We had a time limit to getting all this done as we were having a luncheon at the facility with our mother once we got there.  We worked as if we were on a mission, each person pitching in.  Oh, and just so you know- we had not told her she was moving to a facility.  After counsel with her doctor and the staff at Richfield we decided it was best not to give her the head’s up.  She wouldn’t remember anyway.  So, when Mary Ann brought Mom to the center for lunch, it was at the lunch table that we told her this was her new home.

Wow, while writing this my eyes are filling with tears and I suddenly have a sick feeling in my stomach.  Thinking back to it brings on a flood of emotion.  I guess it always will.

You see, after our father passed away many years ago, Mom made us promise never to put her in a nursing home.  We were going back on our promise.  No child should ever have to experience this.

But, on with the story…

While we siblings were breaking the news to Mom, the out-laws were putting the final touches on her room.  What a beautiful job Laura and Becky did!  Pictures were hung, accessories were lovingly placed on her nightstand and desk, her rug was arranged on the floor and lamps were lit to give a welcoming presence.

Comfort was created.

She loved it!

A New Home

Arriving at nursing home

Arriving to her new digs

Nursing Homes are not what they used to be.  My grandmother was in one back in the early 70’s for a brief time and I remember it was like a hospital room.  Not anymore.  The medical world has begun paying attention to the importance of the aesthetics of the environment.  Patient rooms and suites are more personal and user friendly.  Afterall, many patients live in these spaces for years and years.

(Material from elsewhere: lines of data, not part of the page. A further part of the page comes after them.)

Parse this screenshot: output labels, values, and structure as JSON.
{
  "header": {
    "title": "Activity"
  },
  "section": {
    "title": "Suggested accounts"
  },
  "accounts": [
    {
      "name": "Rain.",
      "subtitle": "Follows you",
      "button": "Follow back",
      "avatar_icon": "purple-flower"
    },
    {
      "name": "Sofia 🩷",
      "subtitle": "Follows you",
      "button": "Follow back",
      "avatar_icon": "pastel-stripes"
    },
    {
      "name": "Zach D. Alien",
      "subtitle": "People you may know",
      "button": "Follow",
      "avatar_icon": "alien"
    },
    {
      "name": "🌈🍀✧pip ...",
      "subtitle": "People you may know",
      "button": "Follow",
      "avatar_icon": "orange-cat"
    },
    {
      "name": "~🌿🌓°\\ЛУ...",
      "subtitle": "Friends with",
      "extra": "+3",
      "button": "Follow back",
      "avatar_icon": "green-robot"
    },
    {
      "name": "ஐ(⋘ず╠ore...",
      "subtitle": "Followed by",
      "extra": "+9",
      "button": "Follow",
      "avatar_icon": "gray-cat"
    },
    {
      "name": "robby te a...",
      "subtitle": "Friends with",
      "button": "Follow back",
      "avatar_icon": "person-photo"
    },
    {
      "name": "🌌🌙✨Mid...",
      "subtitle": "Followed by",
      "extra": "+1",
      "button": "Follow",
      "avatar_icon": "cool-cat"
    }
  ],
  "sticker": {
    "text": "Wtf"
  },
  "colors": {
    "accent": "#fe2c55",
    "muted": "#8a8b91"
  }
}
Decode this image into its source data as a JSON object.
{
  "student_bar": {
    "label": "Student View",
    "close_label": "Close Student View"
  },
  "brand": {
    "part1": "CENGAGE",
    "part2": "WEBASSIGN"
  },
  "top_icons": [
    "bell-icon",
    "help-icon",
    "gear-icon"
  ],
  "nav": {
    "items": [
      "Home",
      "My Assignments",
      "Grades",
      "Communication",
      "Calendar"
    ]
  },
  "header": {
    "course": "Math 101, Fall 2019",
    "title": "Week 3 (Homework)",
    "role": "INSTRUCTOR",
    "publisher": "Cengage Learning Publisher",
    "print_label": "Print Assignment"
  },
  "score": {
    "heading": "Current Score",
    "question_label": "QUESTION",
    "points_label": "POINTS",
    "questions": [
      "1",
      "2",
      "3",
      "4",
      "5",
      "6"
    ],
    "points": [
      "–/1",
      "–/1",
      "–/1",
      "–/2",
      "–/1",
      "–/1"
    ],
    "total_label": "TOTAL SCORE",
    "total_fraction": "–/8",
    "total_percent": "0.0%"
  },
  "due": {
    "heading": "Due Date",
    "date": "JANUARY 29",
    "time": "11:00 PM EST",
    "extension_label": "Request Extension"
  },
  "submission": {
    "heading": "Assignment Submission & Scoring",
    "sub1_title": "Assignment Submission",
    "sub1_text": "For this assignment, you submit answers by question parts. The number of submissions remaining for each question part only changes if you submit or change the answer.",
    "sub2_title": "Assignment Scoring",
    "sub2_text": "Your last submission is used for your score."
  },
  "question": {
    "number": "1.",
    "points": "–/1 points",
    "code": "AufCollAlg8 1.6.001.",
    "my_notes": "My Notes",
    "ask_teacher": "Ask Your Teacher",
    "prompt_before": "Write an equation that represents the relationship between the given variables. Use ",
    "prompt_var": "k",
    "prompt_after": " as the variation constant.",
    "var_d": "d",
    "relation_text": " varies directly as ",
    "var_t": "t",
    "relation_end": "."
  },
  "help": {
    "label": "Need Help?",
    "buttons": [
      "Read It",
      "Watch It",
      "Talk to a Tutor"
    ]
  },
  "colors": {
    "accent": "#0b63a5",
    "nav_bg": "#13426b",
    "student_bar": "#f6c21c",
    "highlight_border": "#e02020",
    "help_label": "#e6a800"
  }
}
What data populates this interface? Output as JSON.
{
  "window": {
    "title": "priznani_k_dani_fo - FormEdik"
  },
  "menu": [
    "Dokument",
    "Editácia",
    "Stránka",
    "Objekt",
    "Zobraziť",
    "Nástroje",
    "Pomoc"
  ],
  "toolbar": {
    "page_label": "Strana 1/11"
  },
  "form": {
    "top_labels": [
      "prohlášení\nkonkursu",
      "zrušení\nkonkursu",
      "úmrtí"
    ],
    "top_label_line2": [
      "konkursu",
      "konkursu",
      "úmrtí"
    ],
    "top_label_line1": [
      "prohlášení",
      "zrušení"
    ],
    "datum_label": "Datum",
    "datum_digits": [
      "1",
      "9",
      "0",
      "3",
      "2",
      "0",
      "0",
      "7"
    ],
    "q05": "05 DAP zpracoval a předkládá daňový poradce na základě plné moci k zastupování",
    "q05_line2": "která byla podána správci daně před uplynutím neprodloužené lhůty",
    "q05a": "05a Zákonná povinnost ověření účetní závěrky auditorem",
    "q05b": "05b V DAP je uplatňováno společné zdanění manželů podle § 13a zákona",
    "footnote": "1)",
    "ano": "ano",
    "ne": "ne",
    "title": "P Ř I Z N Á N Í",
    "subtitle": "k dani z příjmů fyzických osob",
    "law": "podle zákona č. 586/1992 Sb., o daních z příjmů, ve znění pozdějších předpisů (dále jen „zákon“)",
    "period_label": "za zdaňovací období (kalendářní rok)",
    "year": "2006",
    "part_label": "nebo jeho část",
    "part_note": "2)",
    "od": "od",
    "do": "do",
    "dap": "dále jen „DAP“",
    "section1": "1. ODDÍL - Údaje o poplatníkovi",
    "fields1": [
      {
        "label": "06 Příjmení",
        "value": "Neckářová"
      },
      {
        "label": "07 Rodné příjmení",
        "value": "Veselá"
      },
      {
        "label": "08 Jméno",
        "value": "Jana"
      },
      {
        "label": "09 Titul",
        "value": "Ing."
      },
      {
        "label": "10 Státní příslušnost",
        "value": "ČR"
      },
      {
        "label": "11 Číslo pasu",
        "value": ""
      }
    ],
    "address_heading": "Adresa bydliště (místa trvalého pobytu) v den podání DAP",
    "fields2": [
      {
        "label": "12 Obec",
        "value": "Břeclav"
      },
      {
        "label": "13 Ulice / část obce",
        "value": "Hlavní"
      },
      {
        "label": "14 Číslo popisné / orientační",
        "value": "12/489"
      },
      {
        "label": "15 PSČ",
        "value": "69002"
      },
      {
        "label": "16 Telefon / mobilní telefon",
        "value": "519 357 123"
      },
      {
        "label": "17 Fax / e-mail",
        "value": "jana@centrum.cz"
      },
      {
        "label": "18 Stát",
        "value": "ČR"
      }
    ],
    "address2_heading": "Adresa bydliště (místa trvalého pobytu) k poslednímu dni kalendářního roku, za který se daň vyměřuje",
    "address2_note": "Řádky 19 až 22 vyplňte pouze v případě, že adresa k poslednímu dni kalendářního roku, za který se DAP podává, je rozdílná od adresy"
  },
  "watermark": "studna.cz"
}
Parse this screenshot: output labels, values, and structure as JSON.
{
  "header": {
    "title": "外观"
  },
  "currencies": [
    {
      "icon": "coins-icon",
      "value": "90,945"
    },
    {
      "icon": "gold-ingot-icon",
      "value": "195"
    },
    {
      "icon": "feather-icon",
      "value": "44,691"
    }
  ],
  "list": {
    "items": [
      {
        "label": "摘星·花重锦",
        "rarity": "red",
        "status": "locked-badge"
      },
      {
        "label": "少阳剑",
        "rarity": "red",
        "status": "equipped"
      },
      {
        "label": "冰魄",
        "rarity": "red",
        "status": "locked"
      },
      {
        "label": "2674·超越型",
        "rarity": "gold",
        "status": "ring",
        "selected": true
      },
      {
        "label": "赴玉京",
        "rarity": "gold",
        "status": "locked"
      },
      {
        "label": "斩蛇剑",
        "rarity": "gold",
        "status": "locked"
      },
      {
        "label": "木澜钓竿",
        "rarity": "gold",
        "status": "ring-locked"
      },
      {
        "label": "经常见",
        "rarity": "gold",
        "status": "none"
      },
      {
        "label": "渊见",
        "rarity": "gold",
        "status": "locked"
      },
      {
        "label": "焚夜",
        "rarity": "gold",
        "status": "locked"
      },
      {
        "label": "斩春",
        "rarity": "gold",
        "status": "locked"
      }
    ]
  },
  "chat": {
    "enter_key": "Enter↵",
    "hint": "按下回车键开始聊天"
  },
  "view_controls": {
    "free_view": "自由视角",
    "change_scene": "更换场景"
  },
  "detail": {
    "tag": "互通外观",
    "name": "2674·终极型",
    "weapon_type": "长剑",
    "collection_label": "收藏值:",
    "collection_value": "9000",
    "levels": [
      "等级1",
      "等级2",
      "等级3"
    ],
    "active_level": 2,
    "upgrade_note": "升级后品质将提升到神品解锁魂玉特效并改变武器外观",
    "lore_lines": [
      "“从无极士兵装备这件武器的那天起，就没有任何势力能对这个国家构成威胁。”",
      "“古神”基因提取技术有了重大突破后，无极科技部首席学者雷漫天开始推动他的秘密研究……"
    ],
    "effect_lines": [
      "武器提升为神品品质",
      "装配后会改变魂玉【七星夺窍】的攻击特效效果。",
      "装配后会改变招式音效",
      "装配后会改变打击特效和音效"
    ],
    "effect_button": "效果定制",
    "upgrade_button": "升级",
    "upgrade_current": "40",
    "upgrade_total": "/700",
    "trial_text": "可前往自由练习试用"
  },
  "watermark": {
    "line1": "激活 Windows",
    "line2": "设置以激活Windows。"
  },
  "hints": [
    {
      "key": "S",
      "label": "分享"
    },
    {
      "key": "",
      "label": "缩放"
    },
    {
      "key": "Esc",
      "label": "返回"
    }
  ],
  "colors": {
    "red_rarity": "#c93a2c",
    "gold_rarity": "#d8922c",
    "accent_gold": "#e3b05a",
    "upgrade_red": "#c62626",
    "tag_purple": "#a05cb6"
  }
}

Richfield, the facility our Mom lives in is very much this way.  When we moved her in, the staff gave us total privacy to make Mom’s room what we wanted it to be.  My brother, Don called it her condo and so that’s what we call it still. She feels good in this new homespace and it shows!  She has a new home!

Laura, M.A. and Tommy enjoying the condo

Laura, M.A. and Tommy enjoying the condo

Favorite chair

Settled in her favorite chair, Papa’s

Don enjoying the condo

Don enjoying the condo

Helpful hints to create comfort

Here are my tips for any of you that find yourselves where my family was a year ago:

  • Think through the space you are moving your loved one to just as carefully as you have thought through your own personal homespace.  It will mean a world of difference to how they live in their space if it is comfy cozy.
  • Make your loved one’s space resemble what they are used to as much as possible.
  • Fill their space with family photos.
  • Fill their space with mementos.
  • Allow for good lighting by decorating with table lamps, etc.
  • Bring in fresh flowers and plants often.
  • Pay attention to smell as this is often a problem with the elderly.  Use natural room deodorizers such as Fresh Wave.
  • Add a wreath or some type of welcoming décor to the door that is the entrance to their homespace.
  • Take the time to decorate their space for the different holidays. (More on this later.)
  • Have a journal available for visitors to write in.  This gives you a record of who she/he has seen and also gives you things to talk about when you visit.
  • Visit often.  You being there is the best “decoration” she/he will enjoy.

Please feel free to add comments to this post if any of you have great tips as well.

Oh, and a very personal shout-out to the dear friends that visit my mother so often.  Chris, Ellen and Bill, Clara, Ercilia  and the rest of you– you make the world brighter for my Mom.  I am forever grateful!  And, Richfield you and your staff rock!

Mom/Mamaw/Ms. B

Mom/Mamaw/Ms. B. Photo credit: David Solganik

Happy living Mom…